It proves to be fatal when left untreated.
Some of the most common signs and symptoms presented by Graves’ disease include:
- Sleeping difficulty
- Irregular and rapid heartbeat
- Hands and fingers present with a fine tremor
- Warm and moist skin due to an increase in perspiration
- Heat sensitivity
- Weight loss, despite normal appetite
- Changes in menstrual cycles
- Lack of libido or erectile dysfunction
- Frequent bowel movements or diarrhea
- Significant thyroid gland enlargement (goiter)
- Graves’ ophthalmopathy associated with significant bulging of the eyes
- Graves’ dermopathy manifested by thick, red skin especially over the feet or shins
Significant features of Graves’ disease

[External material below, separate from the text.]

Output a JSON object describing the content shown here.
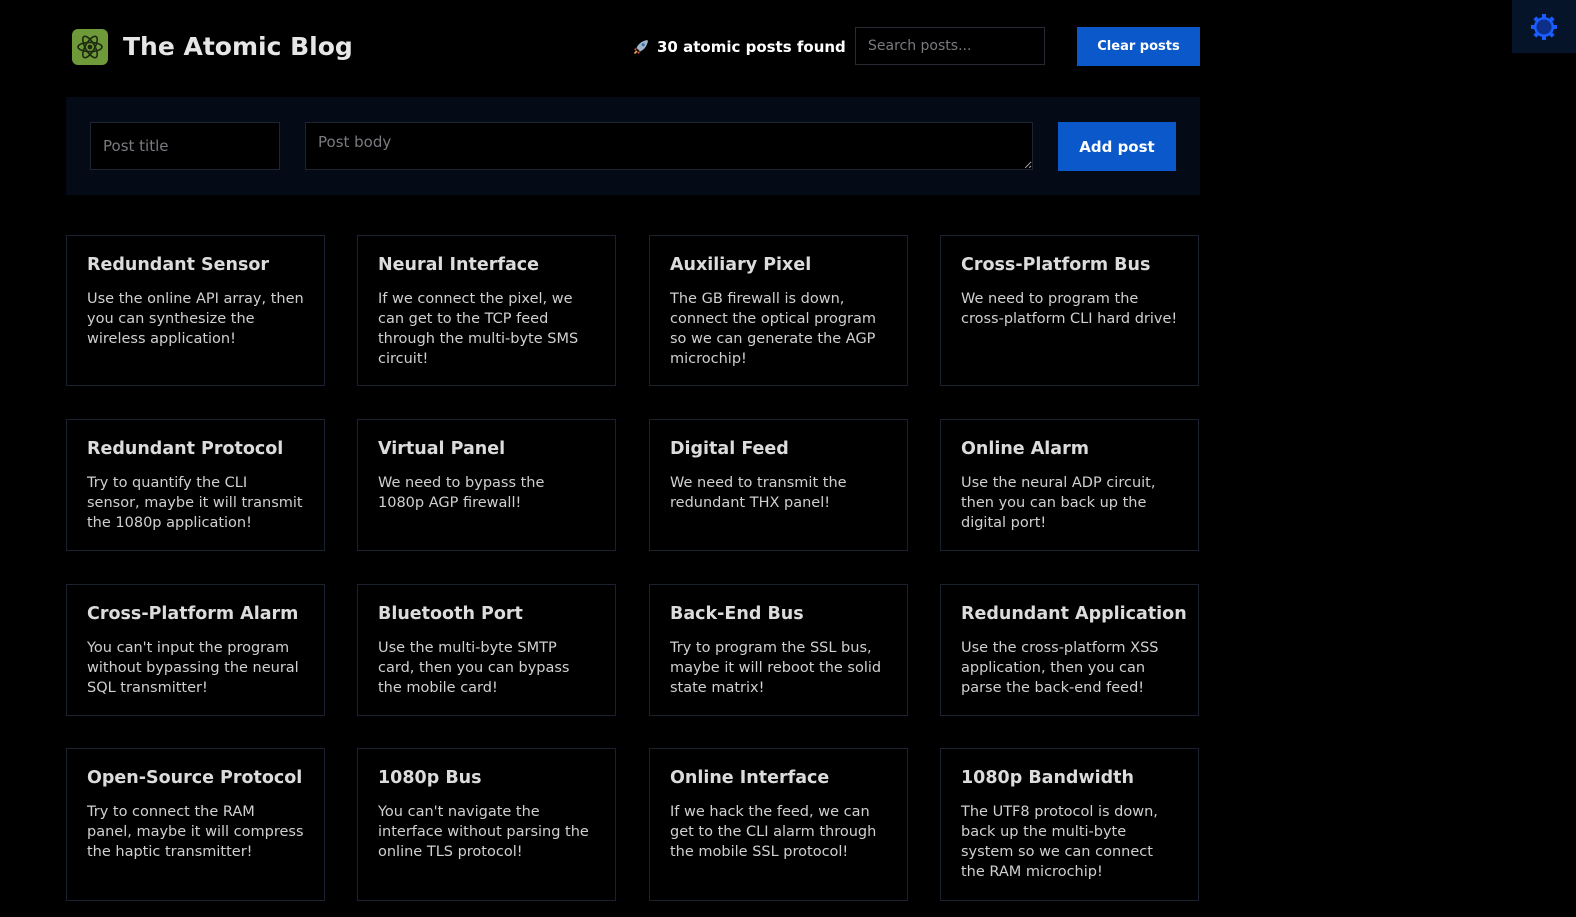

Graves’ ophthalmopathy is the most common manifestation that affects half of the patients with Graves’ diseaseIt is the only type of hyperthyroidism that is manifested by discomfort, swelling, redness, irritation, inflammation and bulging of the eyes.Rarely, about less than 5 percent of cases tend to develop serious or permanent visual impairment. It can rarely affect cases with normal thyroid function and the main cause or triggering factor is unknown.It is believed to be triggered by smoking as the symptoms worsen due to smoking.The condition can rarely resolve without treatment.
Graves’ ophthalmopathy, involves inflammation and opposition of the immune system against the body itself; thus affecting various tissues and muscles around the eyes. The consequent signs and symptoms may include:
- Bulging eyes
- Dry, irritated eyes
- Excess tearing
- Puffy eyelids
- Gritty sensation in the eyes
- Light sensitivity
- Pain or pressure in the eyes
- Double vision (diplopia)
- Inflamed or red eyes
- Impaired or blurry vision
- Limited eye movements, accompanied with a fixed stare
- Corneal ulcers
Manifestations of Graves’ thyroiditis
- Thyroid gland commonly presents with a usually symmetric, diffuse enlargement that is not tender to touch.
- Excessive lacrimation and lid lag caused by Graves’ ophthalmopathy
- Arrhythmias of the heart, including hypertension,atrial fibrillation, sinus tachycardia, and premature ventricular contractions.
- Thyrotoxic cases can develop significant change in personality and behavior, such as agitation, mood swings, psychosis, and depression.
- Cases with milder hyperthyroidism develop less severe manifestations, such as irritability,restlessness, anxiety, and emotional distress.
Filed Under: Graves Disease Symptoms